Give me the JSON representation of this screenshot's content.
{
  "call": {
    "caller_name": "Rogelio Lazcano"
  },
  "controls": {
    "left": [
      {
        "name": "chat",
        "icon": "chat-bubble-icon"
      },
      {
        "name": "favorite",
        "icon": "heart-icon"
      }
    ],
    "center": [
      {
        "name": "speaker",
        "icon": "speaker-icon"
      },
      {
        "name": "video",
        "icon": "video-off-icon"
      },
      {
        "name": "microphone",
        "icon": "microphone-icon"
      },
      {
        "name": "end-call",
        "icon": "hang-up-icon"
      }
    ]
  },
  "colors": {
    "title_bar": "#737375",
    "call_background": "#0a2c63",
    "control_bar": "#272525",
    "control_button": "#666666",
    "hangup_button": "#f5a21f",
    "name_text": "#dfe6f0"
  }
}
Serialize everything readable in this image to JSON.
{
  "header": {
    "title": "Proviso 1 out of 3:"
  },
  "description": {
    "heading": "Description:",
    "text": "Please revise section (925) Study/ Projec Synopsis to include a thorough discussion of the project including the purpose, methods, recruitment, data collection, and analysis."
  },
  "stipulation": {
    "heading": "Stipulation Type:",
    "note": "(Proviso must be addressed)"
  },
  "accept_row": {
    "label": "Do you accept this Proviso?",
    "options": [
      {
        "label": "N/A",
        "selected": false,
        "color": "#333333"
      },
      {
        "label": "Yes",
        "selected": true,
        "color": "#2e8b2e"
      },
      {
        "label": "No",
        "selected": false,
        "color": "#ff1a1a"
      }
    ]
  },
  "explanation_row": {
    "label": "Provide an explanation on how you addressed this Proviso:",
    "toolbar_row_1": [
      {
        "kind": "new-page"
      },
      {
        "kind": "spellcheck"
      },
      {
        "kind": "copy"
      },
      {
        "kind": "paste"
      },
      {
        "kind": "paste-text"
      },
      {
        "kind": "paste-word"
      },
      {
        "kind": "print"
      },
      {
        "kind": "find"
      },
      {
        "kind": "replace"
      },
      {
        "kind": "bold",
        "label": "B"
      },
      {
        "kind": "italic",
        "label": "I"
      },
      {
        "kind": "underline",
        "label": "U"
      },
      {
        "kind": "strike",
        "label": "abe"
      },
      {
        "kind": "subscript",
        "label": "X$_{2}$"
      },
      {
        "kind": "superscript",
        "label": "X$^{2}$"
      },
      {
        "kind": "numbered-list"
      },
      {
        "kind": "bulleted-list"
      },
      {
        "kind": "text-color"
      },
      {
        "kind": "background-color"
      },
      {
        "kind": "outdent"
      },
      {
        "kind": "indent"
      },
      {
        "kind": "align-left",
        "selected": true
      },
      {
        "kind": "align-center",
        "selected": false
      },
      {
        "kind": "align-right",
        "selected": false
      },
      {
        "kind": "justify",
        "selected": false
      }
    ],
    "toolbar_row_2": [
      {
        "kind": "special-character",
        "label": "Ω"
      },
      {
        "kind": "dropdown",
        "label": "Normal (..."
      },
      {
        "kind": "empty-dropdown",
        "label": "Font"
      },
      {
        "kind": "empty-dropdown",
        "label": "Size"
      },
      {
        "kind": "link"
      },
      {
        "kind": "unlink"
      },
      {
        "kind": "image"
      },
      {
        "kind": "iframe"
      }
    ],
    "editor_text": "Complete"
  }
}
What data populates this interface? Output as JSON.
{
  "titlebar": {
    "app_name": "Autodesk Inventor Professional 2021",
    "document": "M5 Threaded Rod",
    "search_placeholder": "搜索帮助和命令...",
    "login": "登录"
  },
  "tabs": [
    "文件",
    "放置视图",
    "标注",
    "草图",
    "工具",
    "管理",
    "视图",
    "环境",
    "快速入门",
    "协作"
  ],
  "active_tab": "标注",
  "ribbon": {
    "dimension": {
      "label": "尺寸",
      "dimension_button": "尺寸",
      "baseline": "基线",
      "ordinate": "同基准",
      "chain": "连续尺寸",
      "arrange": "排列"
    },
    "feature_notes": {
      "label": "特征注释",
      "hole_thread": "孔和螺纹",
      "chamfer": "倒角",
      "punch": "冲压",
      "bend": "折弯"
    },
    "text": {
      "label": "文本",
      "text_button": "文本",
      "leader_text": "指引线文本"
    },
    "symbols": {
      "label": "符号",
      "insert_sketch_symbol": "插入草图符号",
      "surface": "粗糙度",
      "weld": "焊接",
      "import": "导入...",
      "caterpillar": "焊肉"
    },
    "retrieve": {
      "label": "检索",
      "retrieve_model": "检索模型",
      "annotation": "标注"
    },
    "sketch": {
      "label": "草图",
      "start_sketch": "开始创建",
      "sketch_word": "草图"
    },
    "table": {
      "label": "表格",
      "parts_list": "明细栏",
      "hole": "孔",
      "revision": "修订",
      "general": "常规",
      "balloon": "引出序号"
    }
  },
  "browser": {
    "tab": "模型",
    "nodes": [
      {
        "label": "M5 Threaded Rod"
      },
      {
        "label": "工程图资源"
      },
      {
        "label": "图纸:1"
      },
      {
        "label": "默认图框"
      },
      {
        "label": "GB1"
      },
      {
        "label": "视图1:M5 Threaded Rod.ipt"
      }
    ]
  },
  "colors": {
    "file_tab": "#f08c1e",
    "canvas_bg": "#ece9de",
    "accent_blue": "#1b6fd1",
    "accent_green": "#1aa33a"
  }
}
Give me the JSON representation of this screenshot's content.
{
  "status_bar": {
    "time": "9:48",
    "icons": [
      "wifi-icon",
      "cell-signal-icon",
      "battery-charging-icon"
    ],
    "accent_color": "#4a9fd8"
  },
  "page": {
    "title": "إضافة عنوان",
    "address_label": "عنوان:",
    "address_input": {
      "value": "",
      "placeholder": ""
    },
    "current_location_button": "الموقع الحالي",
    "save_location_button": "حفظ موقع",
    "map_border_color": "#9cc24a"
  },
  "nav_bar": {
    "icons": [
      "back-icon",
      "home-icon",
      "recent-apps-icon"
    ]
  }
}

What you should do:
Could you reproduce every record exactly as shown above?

Solution for this exercise:
Give me the JSON representation of this screenshot's content.
{
  "call": {
    "caller_name": "Rogelio Lazcano"
  },
  "controls": {
    "left": [
      {
        "name": "chat",
        "icon": "chat-bubble-icon"
      },
      {
        "name": "favorite",
        "icon": "heart-icon"
      }
    ],
    "center": [
      {
        "name": "speaker",
        "icon": "speaker-icon"
      },
      {
        "name": "video",
        "icon": "video-off-icon"
      },
      {
        "name": "microphone",
        "icon": "microphone-icon"
      },
      {
        "name": "end-call",
        "icon": "hang-up-icon"
      }
    ]
  },
  "colors": {
    "title_bar": "#737375",
    "call_background": "#0a2c63",
    "control_bar": "#272525",
    "control_button": "#666666",
    "hangup_button": "#f5a21f",
    "name_text": "#dfe6f0"
  }
}
Serialize everything readable in this image to JSON.
{
  "header": {
    "title": "Proviso 1 out of 3:"
  },
  "description": {
    "heading": "Description:",
    "text": "Please revise section (925) Study/ Projec Synopsis to include a thorough discussion of the project including the purpose, methods, recruitment, data collection, and analysis."
  },
  "stipulation": {
    "heading": "Stipulation Type:",
    "note": "(Proviso must be addressed)"
  },
  "accept_row": {
    "label": "Do you accept this Proviso?",
    "options": [
      {
        "label": "N/A",
        "selected": false,
        "color": "#333333"
      },
      {
        "label": "Yes",
        "selected": true,
        "color": "#2e8b2e"
      },
      {
        "label": "No",
        "selected": false,
        "color": "#ff1a1a"
      }
    ]
  },
  "explanation_row": {
    "label": "Provide an explanation on how you addressed this Proviso:",
    "toolbar_row_1": [
      {
        "kind": "new-page"
      },
      {
        "kind": "spellcheck"
      },
      {
        "kind": "copy"
      },
      {
        "kind": "paste"
      },
      {
        "kind": "paste-text"
      },
      {
        "kind": "paste-word"
      },
      {
        "kind": "print"
      },
      {
        "kind": "find"
      },
      {
        "kind": "replace"
      },
      {
        "kind": "bold",
        "label": "B"
      },
      {
        "kind": "italic",
        "label": "I"
      },
      {
        "kind": "underline",
        "label": "U"
      },
      {
        "kind": "strike",
        "label": "abe"
      },
      {
        "kind": "subscript",
        "label": "X$_{2}$"
      },
      {
        "kind": "superscript",
        "label": "X$^{2}$"
      },
      {
        "kind": "numbered-list"
      },
      {
        "kind": "bulleted-list"
      },
      {
        "kind": "text-color"
      },
      {
        "kind": "background-color"
      },
      {
        "kind": "outdent"
      },
      {
        "kind": "indent"
      },
      {
        "kind": "align-left",
        "selected": true
      },
      {
        "kind": "align-center",
        "selected": false
      },
      {
        "kind": "align-right",
        "selected": false
      },
      {
        "kind": "justify",
        "selected": false
      }
    ],
    "toolbar_row_2": [
      {
        "kind": "special-character",
        "label": "Ω"
      },
      {
        "kind": "dropdown",
        "label": "Normal (..."
      },
      {
        "kind": "empty-dropdown",
        "label": "Font"
      },
      {
        "kind": "empty-dropdown",
        "label": "Size"
      },
      {
        "kind": "link"
      },
      {
        "kind": "unlink"
      },
      {
        "kind": "image"
      },
      {
        "kind": "iframe"
      }
    ],
    "editor_text": "Complete"
  }
}
What data populates this interface? Output as JSON.
{
  "titlebar": {
    "app_name": "Autodesk Inventor Professional 2021",
    "document": "M5 Threaded Rod",
    "search_placeholder": "搜索帮助和命令...",
    "login": "登录"
  },
  "tabs": [
    "文件",
    "放置视图",
    "标注",
    "草图",
    "工具",
    "管理",
    "视图",
    "环境",
    "快速入门",
    "协作"
  ],
  "active_tab": "标注",
  "ribbon": {
    "dimension": {
      "label": "尺寸",
      "dimension_button": "尺寸",
      "baseline": "基线",
      "ordinate": "同基准",
      "chain": "连续尺寸",
      "arrange": "排列"
    },
    "feature_notes": {
      "label": "特征注释",
      "hole_thread": "孔和螺纹",
      "chamfer": "倒角",
      "punch": "冲压",
      "bend": "折弯"
    },
    "text": {
      "label": "文本",
      "text_button": "文本",
      "leader_text": "指引线文本"
    },
    "symbols": {
      "label": "符号",
      "insert_sketch_symbol": "插入草图符号",
      "surface": "粗糙度",
      "weld": "焊接",
      "import": "导入...",
      "caterpillar": "焊肉"
    },
    "retrieve": {
      "label": "检索",
      "retrieve_model": "检索模型",
      "annotation": "标注"
    },
    "sketch": {
      "label": "草图",
      "start_sketch": "开始创建",
      "sketch_word": "草图"
    },
    "table": {
      "label": "表格",
      "parts_list": "明细栏",
      "hole": "孔",
      "revision": "修订",
      "general": "常规",
      "balloon": "引出序号"
    }
  },
  "browser": {
    "tab": "模型",
    "nodes": [
      {
        "label": "M5 Threaded Rod"
      },
      {
        "label": "工程图资源"
      },
      {
        "label": "图纸:1"
      },
      {
        "label": "默认图框"
      },
      {
        "label": "GB1"
      },
      {
        "label": "视图1:M5 Threaded Rod.ipt"
      }
    ]
  },
  "colors": {
    "file_tab": "#f08c1e",
    "canvas_bg": "#ece9de",
    "accent_blue": "#1b6fd1",
    "accent_green": "#1aa33a"
  }
}
Give me the JSON representation of this screenshot's content.
{
  "status_bar": {
    "time": "9:48",
    "icons": [
      "wifi-icon",
      "cell-signal-icon",
      "battery-charging-icon"
    ],
    "accent_color": "#4a9fd8"
  },
  "page": {
    "title": "إضافة عنوان",
    "address_label": "عنوان:",
    "address_input": {
      "value": "",
      "placeholder": ""
    },
    "current_location_button": "الموقع الحالي",
    "save_location_button": "حفظ موقع",
    "map_border_color": "#9cc24a"
  },
  "nav_bar": {
    "icons": [
      "back-icon",
      "home-icon",
      "recent-apps-icon"
    ]
  }
}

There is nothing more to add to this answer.